**Brief:** All of the records below are to be given again word for word, with the pictures removed.

▼

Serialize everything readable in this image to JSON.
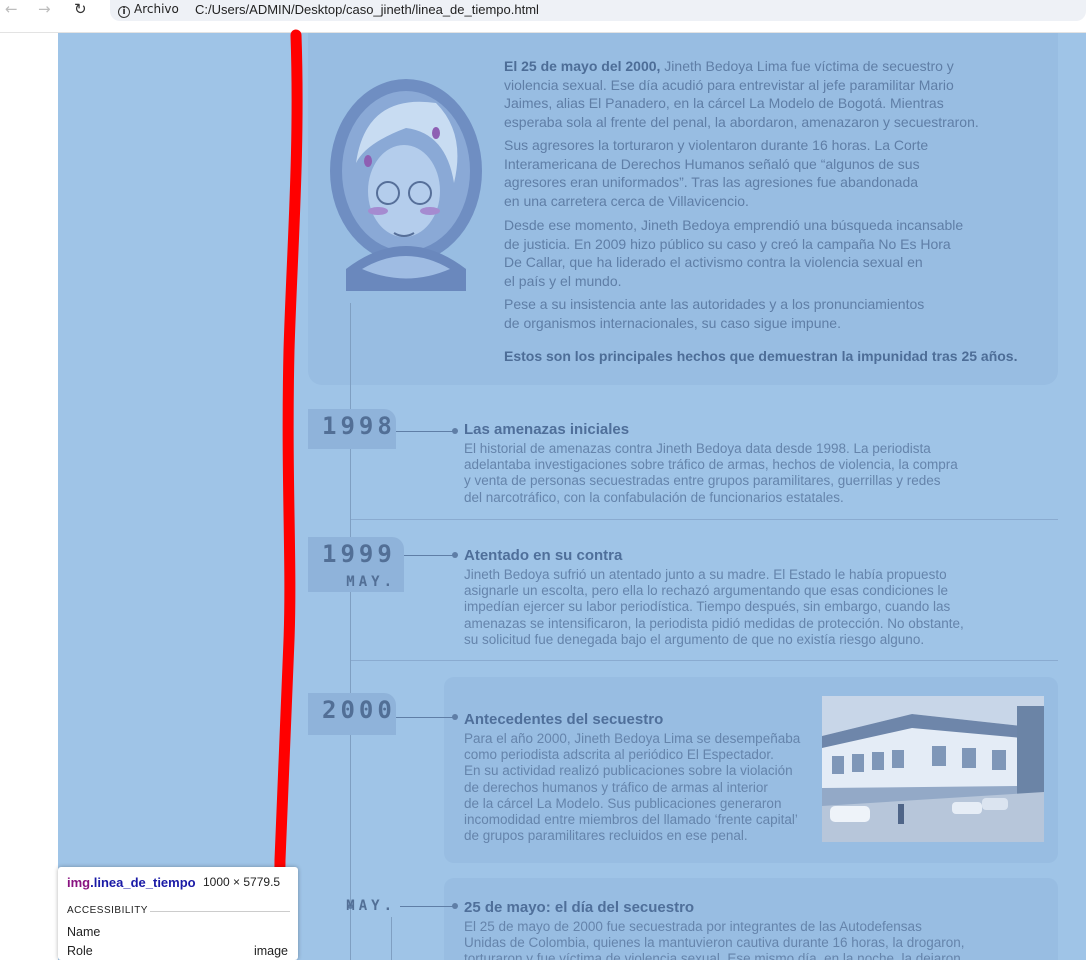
{
  "browser": {
    "url_chip": "Archivo",
    "url": "C:/Users/ADMIN/Desktop/caso_jineth/linea_de_tiempo.html"
  },
  "intro": {
    "p1_bold": "El 25 de mayo del 2000,",
    "p1_lines": [
      " Jineth Bedoya Lima fue víctima de secuestro y",
      "violencia sexual. Ese día acudió para entrevistar al jefe paramilitar Mario",
      "Jaimes, alias El Panadero, en la cárcel La Modelo de Bogotá. Mientras",
      "esperaba sola al frente del penal, la abordaron, amenazaron y secuestraron."
    ],
    "p2_lines": [
      "Sus agresores la torturaron y violentaron durante 16 horas. La Corte",
      "Interamericana de Derechos Humanos señaló que “algunos de sus",
      "agresores eran uniformados”. Tras las agresiones fue abandonada",
      "en una carretera cerca de Villavicencio."
    ],
    "p3_lines": [
      "Desde ese momento, Jineth Bedoya emprendió una búsqueda incansable",
      "de justicia. En 2009 hizo público su caso y creó la campaña No Es Hora",
      "De Callar, que ha liderado el activismo contra la violencia sexual en",
      "el país y el mundo."
    ],
    "p4_lines": [
      "Pese a su insistencia ante las autoridades y a los pronunciamientos",
      "de organismos internacionales, su caso sigue impune."
    ],
    "closing": "Estos son los principales hechos que demuestran la impunidad tras 25 años."
  },
  "events": [
    {
      "year": "1998",
      "month": "",
      "title": "Las amenazas iniciales",
      "body": [
        "El historial de amenazas contra Jineth Bedoya data desde 1998. La periodista",
        "adelantaba investigaciones sobre tráfico de armas, hechos de violencia, la compra",
        "y venta de personas secuestradas entre grupos paramilitares, guerrillas y redes",
        "del narcotráfico, con la confabulación de funcionarios estatales."
      ]
    },
    {
      "year": "1999",
      "month": "MAY.",
      "title": "Atentado en su contra",
      "body": [
        "Jineth Bedoya sufrió un atentado junto a su madre. El Estado le había propuesto",
        "asignarle un escolta, pero ella lo rechazó argumentando que esas condiciones le",
        "impedían ejercer su labor periodística. Tiempo después, sin embargo, cuando las",
        "amenazas se intensificaron, la periodista pidió medidas de protección. No obstante,",
        "su solicitud fue denegada bajo el argumento de que no existía riesgo alguno."
      ]
    },
    {
      "year": "2000",
      "month": "",
      "title": "Antecedentes del secuestro",
      "body": [
        "Para el año 2000, Jineth Bedoya Lima se desempeñaba",
        "como periodista adscrita al periódico El Espectador.",
        "En su actividad realizó publicaciones sobre la violación",
        "de derechos humanos y tráfico de armas al interior",
        "de la cárcel La Modelo. Sus publicaciones generaron",
        "incomodidad entre miembros del llamado ‘frente capital’",
        "de grupos paramilitares recluidos en ese penal."
      ]
    },
    {
      "year": "",
      "month": "MAY.",
      "title": "25 de mayo: el día del secuestro",
      "body": [
        "El 25 de mayo de 2000 fue secuestrada por integrantes de las Autodefensas",
        "Unidas de Colombia, quienes la mantuvieron cautiva durante 16 horas, la drogaron,",
        "torturaron y fue víctima de violencia sexual.  Ese mismo día, en la noche, la dejaron"
      ]
    }
  ],
  "tooltip": {
    "tag": "img",
    "cls": ".linea_de_tiempo",
    "size": "1000 × 5779.5",
    "section": "ACCESSIBILITY",
    "rows": [
      {
        "label": "Name",
        "value": ""
      },
      {
        "label": "Role",
        "value": "image"
      }
    ]
  }
}
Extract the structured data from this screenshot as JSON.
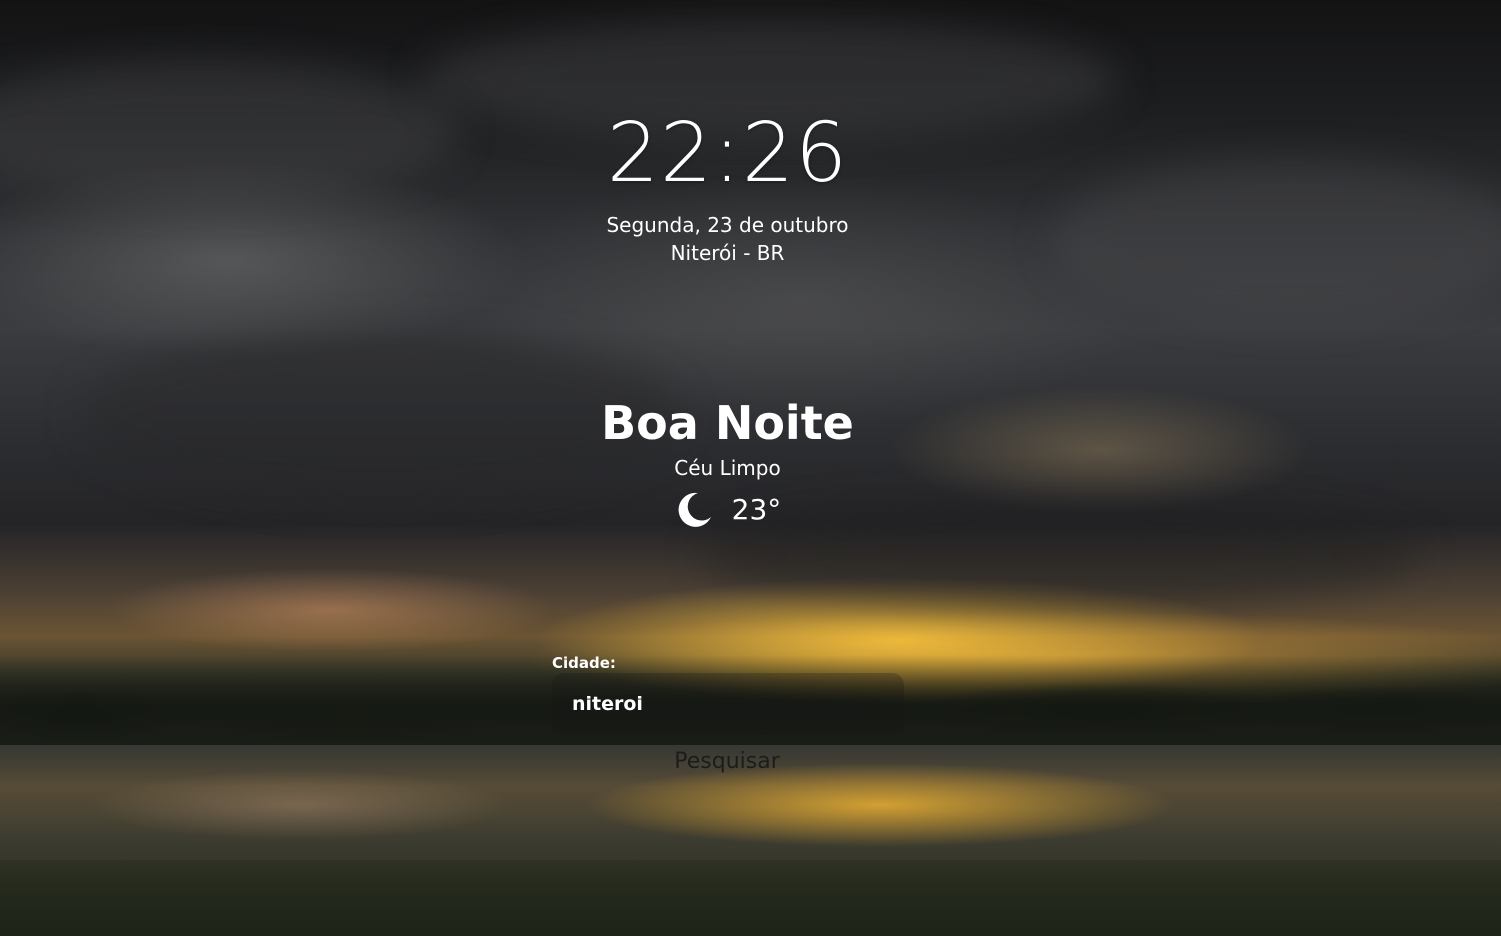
{
  "clock": {
    "time": "22:26",
    "date": "Segunda, 23 de outubro",
    "location": "Niterói - BR"
  },
  "weather": {
    "greeting": "Boa Noite",
    "condition": "Céu Limpo",
    "icon": "moon-icon",
    "temperature": "23°"
  },
  "search": {
    "label": "Cidade:",
    "value": "niteroi",
    "button_label": "Pesquisar"
  },
  "colors": {
    "text": "#ffffff",
    "button_text": "#1c1c1c",
    "input_background": "rgba(20,20,20,0.25)"
  }
}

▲

**Task solution:**
Serialize everything readable in this image to JSON.
{
  "browser": {
    "url_chip": "Archivo",
    "url": "C:/Users/ADMIN/Desktop/caso_jineth/linea_de_tiempo.html"
  },
  "intro": {
    "p1_bold": "El 25 de mayo del 2000,",
    "p1_lines": [
      " Jineth Bedoya Lima fue víctima de secuestro y",
      "violencia sexual. Ese día acudió para entrevistar al jefe paramilitar Mario",
      "Jaimes, alias El Panadero, en la cárcel La Modelo de Bogotá. Mientras",
      "esperaba sola al frente del penal, la abordaron, amenazaron y secuestraron."
    ],
    "p2_lines": [
      "Sus agresores la torturaron y violentaron durante 16 horas. La Corte",
      "Interamericana de Derechos Humanos señaló que “algunos de sus",
      "agresores eran uniformados”. Tras las agresiones fue abandonada",
      "en una carretera cerca de Villavicencio."
    ],
    "p3_lines": [
      "Desde ese momento, Jineth Bedoya emprendió una búsqueda incansable",
      "de justicia. En 2009 hizo público su caso y creó la campaña No Es Hora",
      "De Callar, que ha liderado el activismo contra la violencia sexual en",
      "el país y el mundo."
    ],
    "p4_lines": [
      "Pese a su insistencia ante las autoridades y a los pronunciamientos",
      "de organismos internacionales, su caso sigue impune."
    ],
    "closing": "Estos son los principales hechos que demuestran la impunidad tras 25 años."
  },
  "events": [
    {
      "year": "1998",
      "month": "",
      "title": "Las amenazas iniciales",
      "body": [
        "El historial de amenazas contra Jineth Bedoya data desde 1998. La periodista",
        "adelantaba investigaciones sobre tráfico de armas, hechos de violencia, la compra",
        "y venta de personas secuestradas entre grupos paramilitares, guerrillas y redes",
        "del narcotráfico, con la confabulación de funcionarios estatales."
      ]
    },
    {
      "year": "1999",
      "month": "MAY.",
      "title": "Atentado en su contra",
      "body": [
        "Jineth Bedoya sufrió un atentado junto a su madre. El Estado le había propuesto",
        "asignarle un escolta, pero ella lo rechazó argumentando que esas condiciones le",
        "impedían ejercer su labor periodística. Tiempo después, sin embargo, cuando las",
        "amenazas se intensificaron, la periodista pidió medidas de protección. No obstante,",
        "su solicitud fue denegada bajo el argumento de que no existía riesgo alguno."
      ]
    },
    {
      "year": "2000",
      "month": "",
      "title": "Antecedentes del secuestro",
      "body": [
        "Para el año 2000, Jineth Bedoya Lima se desempeñaba",
        "como periodista adscrita al periódico El Espectador.",
        "En su actividad realizó publicaciones sobre la violación",
        "de derechos humanos y tráfico de armas al interior",
        "de la cárcel La Modelo. Sus publicaciones generaron",
        "incomodidad entre miembros del llamado ‘frente capital’",
        "de grupos paramilitares recluidos en ese penal."
      ]
    },
    {
      "year": "",
      "month": "MAY.",
      "title": "25 de mayo: el día del secuestro",
      "body": [
        "El 25 de mayo de 2000 fue secuestrada por integrantes de las Autodefensas",
        "Unidas de Colombia, quienes la mantuvieron cautiva durante 16 horas, la drogaron,",
        "torturaron y fue víctima de violencia sexual.  Ese mismo día, en la noche, la dejaron"
      ]
    }
  ],
  "tooltip": {
    "tag": "img",
    "cls": ".linea_de_tiempo",
    "size": "1000 × 5779.5",
    "section": "ACCESSIBILITY",
    "rows": [
      {
        "label": "Name",
        "value": ""
      },
      {
        "label": "Role",
        "value": "image"
      }
    ]
  }
}
Extract the structured data from this screenshot as JSON.
{
  "clock": {
    "time": "22:26",
    "date": "Segunda, 23 de outubro",
    "location": "Niterói - BR"
  },
  "weather": {
    "greeting": "Boa Noite",
    "condition": "Céu Limpo",
    "icon": "moon-icon",
    "temperature": "23°"
  },
  "search": {
    "label": "Cidade:",
    "value": "niteroi",
    "button_label": "Pesquisar"
  },
  "colors": {
    "text": "#ffffff",
    "button_text": "#1c1c1c",
    "input_background": "rgba(20,20,20,0.25)"
  }
}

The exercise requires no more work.